*** Entries provided ***

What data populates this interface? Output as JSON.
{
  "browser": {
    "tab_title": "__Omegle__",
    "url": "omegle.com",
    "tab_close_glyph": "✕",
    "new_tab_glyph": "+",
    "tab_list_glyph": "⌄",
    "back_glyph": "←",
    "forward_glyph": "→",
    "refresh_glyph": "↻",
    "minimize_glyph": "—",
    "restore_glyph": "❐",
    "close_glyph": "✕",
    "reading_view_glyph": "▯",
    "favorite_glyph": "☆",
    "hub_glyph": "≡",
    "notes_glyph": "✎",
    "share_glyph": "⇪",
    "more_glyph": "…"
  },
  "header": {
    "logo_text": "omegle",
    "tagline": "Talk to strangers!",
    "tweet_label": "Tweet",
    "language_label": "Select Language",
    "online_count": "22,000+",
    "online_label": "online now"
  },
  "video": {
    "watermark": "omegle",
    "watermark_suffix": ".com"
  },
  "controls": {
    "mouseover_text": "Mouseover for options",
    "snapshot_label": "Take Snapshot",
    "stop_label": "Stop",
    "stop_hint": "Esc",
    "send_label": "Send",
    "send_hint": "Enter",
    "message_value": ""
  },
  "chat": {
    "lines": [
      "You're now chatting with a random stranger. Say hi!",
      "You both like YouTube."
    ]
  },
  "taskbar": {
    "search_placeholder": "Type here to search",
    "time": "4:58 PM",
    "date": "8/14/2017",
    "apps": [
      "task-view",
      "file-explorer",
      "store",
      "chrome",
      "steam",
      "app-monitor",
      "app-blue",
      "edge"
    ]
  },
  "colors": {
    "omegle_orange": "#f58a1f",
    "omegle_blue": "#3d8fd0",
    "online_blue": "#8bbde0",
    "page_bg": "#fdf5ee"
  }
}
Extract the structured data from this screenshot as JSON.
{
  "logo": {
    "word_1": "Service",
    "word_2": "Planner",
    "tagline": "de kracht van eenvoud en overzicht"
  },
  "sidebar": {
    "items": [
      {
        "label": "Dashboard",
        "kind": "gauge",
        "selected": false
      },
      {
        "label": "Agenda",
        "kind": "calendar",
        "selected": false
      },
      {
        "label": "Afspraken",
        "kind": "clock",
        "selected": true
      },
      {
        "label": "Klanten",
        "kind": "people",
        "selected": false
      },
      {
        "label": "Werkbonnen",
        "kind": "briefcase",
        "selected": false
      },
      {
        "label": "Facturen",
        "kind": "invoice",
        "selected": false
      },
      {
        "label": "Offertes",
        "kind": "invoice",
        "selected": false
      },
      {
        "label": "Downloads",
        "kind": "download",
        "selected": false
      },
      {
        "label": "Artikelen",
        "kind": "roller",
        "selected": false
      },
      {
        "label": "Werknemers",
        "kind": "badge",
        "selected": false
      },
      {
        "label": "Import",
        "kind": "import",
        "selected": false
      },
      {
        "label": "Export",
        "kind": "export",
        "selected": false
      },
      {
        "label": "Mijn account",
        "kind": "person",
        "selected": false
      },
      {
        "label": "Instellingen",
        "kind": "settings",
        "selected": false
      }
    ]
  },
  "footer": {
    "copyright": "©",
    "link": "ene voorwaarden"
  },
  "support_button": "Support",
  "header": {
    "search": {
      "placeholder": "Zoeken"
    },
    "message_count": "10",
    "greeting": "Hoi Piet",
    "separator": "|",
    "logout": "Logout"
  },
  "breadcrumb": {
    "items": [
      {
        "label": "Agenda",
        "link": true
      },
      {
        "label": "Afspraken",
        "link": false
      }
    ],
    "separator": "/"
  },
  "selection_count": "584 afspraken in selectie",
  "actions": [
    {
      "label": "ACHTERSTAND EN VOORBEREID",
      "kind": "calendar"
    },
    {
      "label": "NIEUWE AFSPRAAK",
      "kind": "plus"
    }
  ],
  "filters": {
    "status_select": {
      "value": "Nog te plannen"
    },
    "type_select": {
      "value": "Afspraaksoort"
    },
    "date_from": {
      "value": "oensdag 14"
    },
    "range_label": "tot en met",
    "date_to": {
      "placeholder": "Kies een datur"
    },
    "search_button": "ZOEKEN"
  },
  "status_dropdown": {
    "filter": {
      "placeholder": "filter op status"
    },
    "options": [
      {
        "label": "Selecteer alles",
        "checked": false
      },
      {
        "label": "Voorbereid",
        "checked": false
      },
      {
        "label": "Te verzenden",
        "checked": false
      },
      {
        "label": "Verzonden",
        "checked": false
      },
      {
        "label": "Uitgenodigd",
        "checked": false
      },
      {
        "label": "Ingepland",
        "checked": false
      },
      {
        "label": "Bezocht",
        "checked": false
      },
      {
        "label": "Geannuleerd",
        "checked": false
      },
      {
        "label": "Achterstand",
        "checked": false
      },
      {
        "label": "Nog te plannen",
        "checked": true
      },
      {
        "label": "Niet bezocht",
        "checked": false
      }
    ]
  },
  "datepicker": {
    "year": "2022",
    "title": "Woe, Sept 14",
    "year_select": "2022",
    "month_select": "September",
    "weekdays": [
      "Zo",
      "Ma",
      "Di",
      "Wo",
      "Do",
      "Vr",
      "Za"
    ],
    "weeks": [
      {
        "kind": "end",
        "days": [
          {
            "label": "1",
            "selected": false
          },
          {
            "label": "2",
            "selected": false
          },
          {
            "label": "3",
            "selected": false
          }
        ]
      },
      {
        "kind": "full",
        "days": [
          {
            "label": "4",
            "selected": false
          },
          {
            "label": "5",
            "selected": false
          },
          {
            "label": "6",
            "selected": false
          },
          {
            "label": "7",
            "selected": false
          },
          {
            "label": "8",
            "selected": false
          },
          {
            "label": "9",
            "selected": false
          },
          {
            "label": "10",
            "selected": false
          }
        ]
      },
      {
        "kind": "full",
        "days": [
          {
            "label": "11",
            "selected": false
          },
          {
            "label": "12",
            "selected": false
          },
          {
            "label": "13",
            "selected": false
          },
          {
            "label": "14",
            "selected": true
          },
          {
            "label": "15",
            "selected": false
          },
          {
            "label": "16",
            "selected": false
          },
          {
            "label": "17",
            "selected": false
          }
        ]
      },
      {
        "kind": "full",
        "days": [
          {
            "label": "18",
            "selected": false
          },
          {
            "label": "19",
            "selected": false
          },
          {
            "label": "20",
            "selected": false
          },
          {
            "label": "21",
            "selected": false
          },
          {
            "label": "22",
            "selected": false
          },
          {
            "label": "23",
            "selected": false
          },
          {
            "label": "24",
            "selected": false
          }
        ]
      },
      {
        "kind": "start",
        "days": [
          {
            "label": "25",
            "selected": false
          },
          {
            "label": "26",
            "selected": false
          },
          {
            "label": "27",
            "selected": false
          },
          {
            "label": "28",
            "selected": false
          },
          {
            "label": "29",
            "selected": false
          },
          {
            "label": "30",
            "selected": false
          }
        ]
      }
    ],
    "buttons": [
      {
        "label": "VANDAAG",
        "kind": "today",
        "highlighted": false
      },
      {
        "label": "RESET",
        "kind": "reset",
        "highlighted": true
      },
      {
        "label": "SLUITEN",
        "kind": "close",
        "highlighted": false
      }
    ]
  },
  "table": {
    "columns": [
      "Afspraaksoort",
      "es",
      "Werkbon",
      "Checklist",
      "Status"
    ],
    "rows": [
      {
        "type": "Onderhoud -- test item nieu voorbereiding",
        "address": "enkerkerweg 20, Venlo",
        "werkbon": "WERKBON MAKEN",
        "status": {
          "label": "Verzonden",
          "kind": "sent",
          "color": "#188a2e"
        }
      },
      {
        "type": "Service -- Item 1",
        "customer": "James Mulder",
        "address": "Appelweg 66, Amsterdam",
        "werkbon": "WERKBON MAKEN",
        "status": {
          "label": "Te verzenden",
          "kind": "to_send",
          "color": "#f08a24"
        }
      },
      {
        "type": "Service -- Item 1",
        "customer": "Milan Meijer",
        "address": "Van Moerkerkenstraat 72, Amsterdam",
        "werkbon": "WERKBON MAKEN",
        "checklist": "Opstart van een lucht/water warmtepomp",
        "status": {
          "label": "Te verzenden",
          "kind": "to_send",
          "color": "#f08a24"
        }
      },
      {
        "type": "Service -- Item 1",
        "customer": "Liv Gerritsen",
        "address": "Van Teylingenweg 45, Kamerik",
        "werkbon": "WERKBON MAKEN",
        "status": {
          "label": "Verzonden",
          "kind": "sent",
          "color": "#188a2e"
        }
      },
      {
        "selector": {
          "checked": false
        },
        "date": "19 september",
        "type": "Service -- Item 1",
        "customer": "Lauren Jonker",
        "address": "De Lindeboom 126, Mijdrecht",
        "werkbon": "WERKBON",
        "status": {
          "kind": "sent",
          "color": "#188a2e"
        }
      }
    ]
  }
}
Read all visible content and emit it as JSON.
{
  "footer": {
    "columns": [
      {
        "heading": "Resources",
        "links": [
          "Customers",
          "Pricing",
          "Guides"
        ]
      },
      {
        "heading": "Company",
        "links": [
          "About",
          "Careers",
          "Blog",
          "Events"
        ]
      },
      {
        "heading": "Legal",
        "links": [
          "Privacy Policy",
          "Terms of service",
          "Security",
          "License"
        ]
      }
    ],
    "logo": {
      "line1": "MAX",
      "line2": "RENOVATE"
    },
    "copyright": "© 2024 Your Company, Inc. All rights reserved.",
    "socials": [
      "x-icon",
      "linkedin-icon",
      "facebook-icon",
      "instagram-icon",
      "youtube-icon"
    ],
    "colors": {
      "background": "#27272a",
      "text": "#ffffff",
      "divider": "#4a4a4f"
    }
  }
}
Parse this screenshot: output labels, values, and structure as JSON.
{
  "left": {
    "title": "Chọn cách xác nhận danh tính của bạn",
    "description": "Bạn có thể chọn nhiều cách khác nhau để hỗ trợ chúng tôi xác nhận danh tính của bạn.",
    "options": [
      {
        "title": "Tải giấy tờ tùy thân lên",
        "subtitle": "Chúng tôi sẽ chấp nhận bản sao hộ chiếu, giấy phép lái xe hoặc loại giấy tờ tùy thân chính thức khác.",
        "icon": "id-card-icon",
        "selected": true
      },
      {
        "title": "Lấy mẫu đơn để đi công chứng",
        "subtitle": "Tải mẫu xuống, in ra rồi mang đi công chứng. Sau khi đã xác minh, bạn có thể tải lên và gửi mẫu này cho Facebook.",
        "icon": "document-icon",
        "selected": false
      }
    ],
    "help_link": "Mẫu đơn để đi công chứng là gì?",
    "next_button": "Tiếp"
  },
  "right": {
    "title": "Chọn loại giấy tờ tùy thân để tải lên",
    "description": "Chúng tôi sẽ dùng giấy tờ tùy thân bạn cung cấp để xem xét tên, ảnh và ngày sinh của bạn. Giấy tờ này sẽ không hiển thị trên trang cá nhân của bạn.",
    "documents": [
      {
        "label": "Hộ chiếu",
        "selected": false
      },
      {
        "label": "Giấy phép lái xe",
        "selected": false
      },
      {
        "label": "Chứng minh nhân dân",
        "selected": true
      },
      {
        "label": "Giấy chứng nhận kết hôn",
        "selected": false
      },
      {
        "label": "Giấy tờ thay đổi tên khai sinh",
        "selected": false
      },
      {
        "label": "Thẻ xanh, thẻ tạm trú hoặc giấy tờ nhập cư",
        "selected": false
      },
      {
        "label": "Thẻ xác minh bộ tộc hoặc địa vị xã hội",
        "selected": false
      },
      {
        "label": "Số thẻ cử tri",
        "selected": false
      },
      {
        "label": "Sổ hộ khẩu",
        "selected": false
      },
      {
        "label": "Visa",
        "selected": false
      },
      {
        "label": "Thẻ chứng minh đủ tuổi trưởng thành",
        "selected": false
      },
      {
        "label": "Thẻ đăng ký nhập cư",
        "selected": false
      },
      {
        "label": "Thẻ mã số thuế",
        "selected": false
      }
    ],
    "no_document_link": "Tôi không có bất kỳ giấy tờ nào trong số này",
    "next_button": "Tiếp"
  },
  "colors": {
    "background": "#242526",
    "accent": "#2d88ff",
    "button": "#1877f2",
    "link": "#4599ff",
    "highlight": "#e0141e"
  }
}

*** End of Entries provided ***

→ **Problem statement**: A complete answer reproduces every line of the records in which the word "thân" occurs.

→ **Exercise solution**:
        "title": "Tải giấy tờ tùy thân lên",
        "subtitle": "Chúng tôi sẽ chấp nhận bản sao hộ chiếu, giấy phép lái xe hoặc loại giấy tờ tùy thân chính thức khác.",
    "title": "Chọn loại giấy tờ tùy thân để tải lên",
    "description": "Chúng tôi sẽ dùng giấy tờ tùy thân bạn cung cấp để xem xét tên, ảnh và ngày sinh của bạn. Giấy tờ này sẽ không hiển thị trên trang cá nhân của bạn.",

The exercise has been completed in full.